“There are roadblocks ... local people are protecting their property and their neighbors and in doing so are looking after the cultural heritage as well,” Bennett, who is also head of mission at the Society of Libyan Studies in London, said.
He said a team of archaeologists had been evacuated a few days ago and he was in touch with friends and colleagues there.
“All seems to be ok. I don’t have particular concerns that museums will in any way be affected by all this,” he said.
“I’m confident local people will protect (them) and the department of antiquity staff will ensure everything is in order and kept safe.” The department in Tripoli was not reachable for comment.

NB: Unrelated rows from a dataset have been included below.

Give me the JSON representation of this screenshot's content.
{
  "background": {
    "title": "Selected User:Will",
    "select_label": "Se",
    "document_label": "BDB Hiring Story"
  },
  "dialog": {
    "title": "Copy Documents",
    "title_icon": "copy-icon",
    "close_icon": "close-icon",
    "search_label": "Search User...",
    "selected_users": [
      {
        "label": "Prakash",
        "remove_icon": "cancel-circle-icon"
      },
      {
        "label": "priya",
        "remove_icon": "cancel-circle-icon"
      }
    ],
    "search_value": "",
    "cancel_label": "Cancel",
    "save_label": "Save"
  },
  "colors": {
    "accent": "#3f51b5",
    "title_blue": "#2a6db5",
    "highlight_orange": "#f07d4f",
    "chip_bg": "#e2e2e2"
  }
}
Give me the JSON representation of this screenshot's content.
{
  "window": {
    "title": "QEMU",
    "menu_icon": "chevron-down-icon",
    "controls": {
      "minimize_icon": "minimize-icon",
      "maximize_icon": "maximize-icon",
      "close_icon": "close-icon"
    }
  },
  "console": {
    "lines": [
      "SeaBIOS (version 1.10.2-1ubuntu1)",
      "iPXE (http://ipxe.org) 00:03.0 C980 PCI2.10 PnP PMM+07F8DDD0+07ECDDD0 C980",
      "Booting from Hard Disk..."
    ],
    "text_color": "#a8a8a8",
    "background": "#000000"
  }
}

Libya’s archaeological work began in earnest in the 1930s when fascist Italy, the colonial power, hoped to demonstrate the Roman presence and prove Italy’s historical dominance of the Mediterranean. That work also led to the discovery of oil.
Archaeology took a back seat after Gaddafi’s 1969 revolution although some foreign archaeologists continued work, making finds even during the low point of relations with the West.
“It’s been neglected by the regime for quite a while. At one time it was seen as not Libyan heritage as such but imperialist,” Walda said.
The Gaddafi government had sought to improve resources and infrastructure in recent years, he added, amid efforts to develop tourism.
“I’m hoping attitudes will change — we want the department of antiquity to be seen as part of the Libyan identity and the future of Libya,” Walda said.
Both he and Bennett said they hoped to return to Libya. “We can only hope the situation will stabilize and we’ll be back working together very soon,” Bennett said. “That’s my dream anyway.”
Editing by Jon Boyle